| EXTRACTED DATA |

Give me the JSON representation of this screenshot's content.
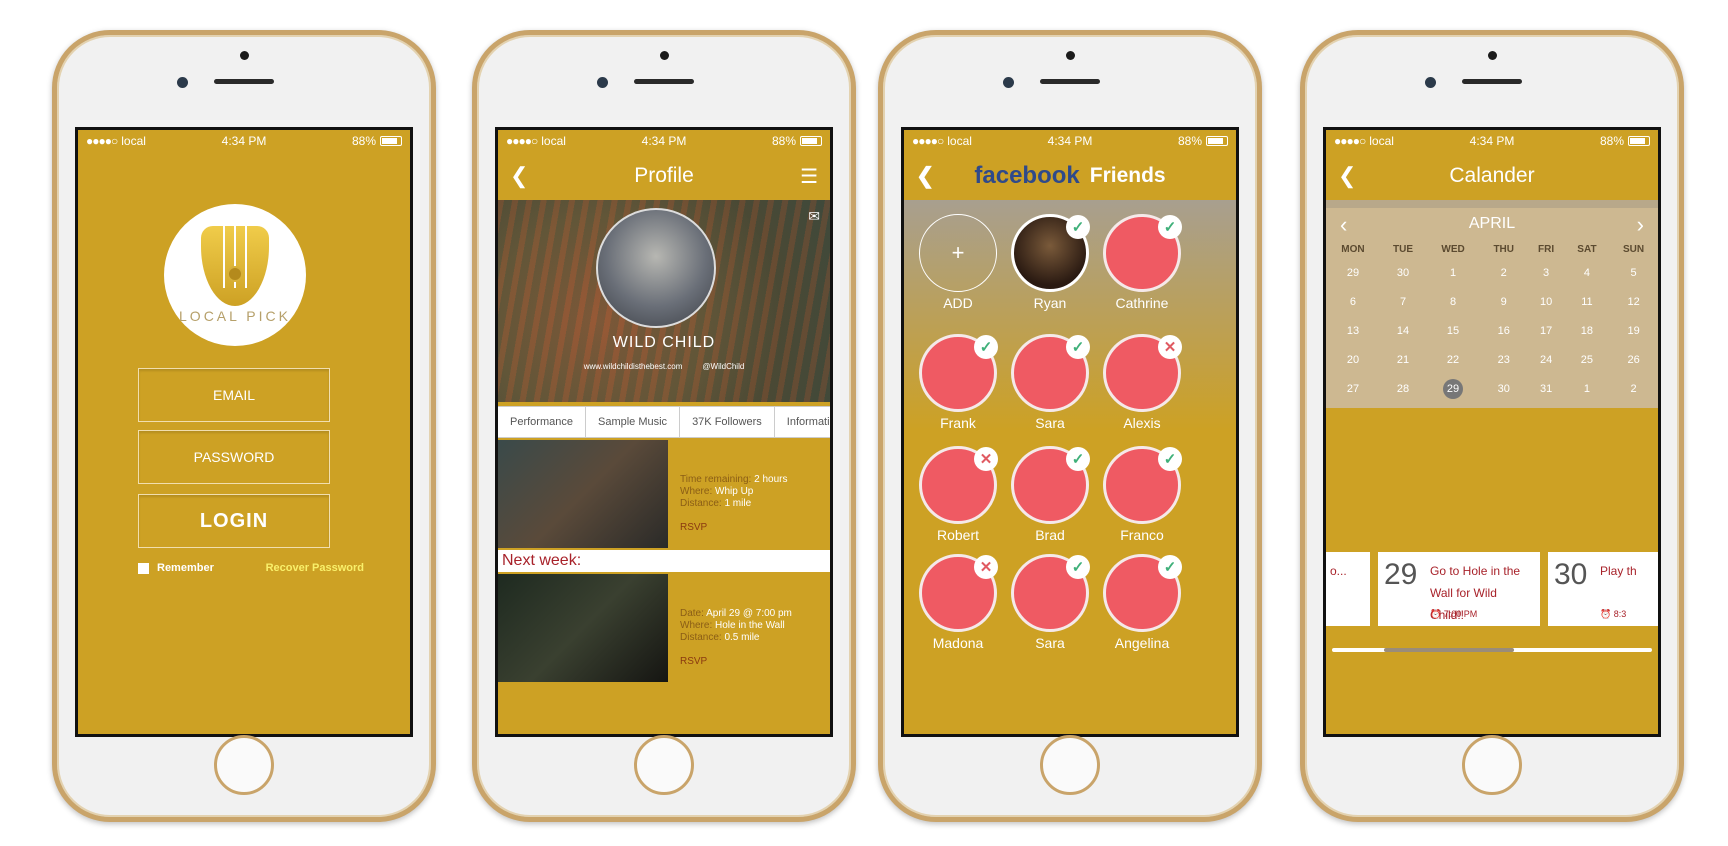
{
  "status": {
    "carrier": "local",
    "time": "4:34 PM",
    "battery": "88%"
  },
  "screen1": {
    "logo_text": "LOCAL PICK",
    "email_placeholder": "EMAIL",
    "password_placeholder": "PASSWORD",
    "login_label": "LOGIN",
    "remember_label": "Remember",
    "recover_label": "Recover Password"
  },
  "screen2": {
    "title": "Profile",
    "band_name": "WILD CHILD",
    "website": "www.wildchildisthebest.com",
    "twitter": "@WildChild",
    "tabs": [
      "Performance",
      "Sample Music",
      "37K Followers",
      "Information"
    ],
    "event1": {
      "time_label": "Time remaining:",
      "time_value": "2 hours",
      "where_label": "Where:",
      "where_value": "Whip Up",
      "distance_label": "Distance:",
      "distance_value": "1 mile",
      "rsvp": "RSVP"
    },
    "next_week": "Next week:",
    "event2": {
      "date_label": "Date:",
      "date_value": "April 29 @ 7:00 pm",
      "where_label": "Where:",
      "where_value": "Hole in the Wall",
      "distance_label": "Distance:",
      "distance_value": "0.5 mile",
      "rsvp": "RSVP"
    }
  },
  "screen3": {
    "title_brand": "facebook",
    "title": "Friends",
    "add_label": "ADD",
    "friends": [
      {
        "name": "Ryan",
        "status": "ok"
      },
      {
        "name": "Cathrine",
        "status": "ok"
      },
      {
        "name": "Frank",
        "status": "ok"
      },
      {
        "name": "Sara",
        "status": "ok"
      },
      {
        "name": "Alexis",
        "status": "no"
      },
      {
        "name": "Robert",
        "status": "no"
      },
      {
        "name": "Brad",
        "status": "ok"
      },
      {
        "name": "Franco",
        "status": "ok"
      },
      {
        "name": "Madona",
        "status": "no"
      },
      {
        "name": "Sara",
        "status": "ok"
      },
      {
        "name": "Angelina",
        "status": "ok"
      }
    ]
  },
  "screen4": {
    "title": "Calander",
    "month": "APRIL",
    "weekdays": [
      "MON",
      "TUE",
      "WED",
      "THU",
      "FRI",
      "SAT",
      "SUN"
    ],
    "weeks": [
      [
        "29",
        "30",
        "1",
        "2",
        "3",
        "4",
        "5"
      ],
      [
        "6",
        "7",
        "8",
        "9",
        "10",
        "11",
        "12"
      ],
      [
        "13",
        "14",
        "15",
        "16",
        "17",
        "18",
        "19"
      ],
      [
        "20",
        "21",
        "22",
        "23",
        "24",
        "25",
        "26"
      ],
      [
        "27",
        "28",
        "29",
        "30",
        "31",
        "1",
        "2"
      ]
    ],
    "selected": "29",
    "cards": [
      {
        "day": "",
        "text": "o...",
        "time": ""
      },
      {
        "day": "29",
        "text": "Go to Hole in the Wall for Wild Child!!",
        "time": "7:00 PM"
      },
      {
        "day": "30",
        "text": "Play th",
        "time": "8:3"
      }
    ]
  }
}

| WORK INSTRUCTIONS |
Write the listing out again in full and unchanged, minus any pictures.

| RESPONSE TO THE EXERCISE |
Give me the JSON representation of this screenshot's content.
{
  "status": {
    "carrier": "local",
    "time": "4:34 PM",
    "battery": "88%"
  },
  "screen1": {
    "logo_text": "LOCAL PICK",
    "email_placeholder": "EMAIL",
    "password_placeholder": "PASSWORD",
    "login_label": "LOGIN",
    "remember_label": "Remember",
    "recover_label": "Recover Password"
  },
  "screen2": {
    "title": "Profile",
    "band_name": "WILD CHILD",
    "website": "www.wildchildisthebest.com",
    "twitter": "@WildChild",
    "tabs": [
      "Performance",
      "Sample Music",
      "37K Followers",
      "Information"
    ],
    "event1": {
      "time_label": "Time remaining:",
      "time_value": "2 hours",
      "where_label": "Where:",
      "where_value": "Whip Up",
      "distance_label": "Distance:",
      "distance_value": "1 mile",
      "rsvp": "RSVP"
    },
    "next_week": "Next week:",
    "event2": {
      "date_label": "Date:",
      "date_value": "April 29 @ 7:00 pm",
      "where_label": "Where:",
      "where_value": "Hole in the Wall",
      "distance_label": "Distance:",
      "distance_value": "0.5 mile",
      "rsvp": "RSVP"
    }
  },
  "screen3": {
    "title_brand": "facebook",
    "title": "Friends",
    "add_label": "ADD",
    "friends": [
      {
        "name": "Ryan",
        "status": "ok"
      },
      {
        "name": "Cathrine",
        "status": "ok"
      },
      {
        "name": "Frank",
        "status": "ok"
      },
      {
        "name": "Sara",
        "status": "ok"
      },
      {
        "name": "Alexis",
        "status": "no"
      },
      {
        "name": "Robert",
        "status": "no"
      },
      {
        "name": "Brad",
        "status": "ok"
      },
      {
        "name": "Franco",
        "status": "ok"
      },
      {
        "name": "Madona",
        "status": "no"
      },
      {
        "name": "Sara",
        "status": "ok"
      },
      {
        "name": "Angelina",
        "status": "ok"
      }
    ]
  },
  "screen4": {
    "title": "Calander",
    "month": "APRIL",
    "weekdays": [
      "MON",
      "TUE",
      "WED",
      "THU",
      "FRI",
      "SAT",
      "SUN"
    ],
    "weeks": [
      [
        "29",
        "30",
        "1",
        "2",
        "3",
        "4",
        "5"
      ],
      [
        "6",
        "7",
        "8",
        "9",
        "10",
        "11",
        "12"
      ],
      [
        "13",
        "14",
        "15",
        "16",
        "17",
        "18",
        "19"
      ],
      [
        "20",
        "21",
        "22",
        "23",
        "24",
        "25",
        "26"
      ],
      [
        "27",
        "28",
        "29",
        "30",
        "31",
        "1",
        "2"
      ]
    ],
    "selected": "29",
    "cards": [
      {
        "day": "",
        "text": "o...",
        "time": ""
      },
      {
        "day": "29",
        "text": "Go to Hole in the Wall for Wild Child!!",
        "time": "7:00 PM"
      },
      {
        "day": "30",
        "text": "Play th",
        "time": "8:3"
      }
    ]
  }
}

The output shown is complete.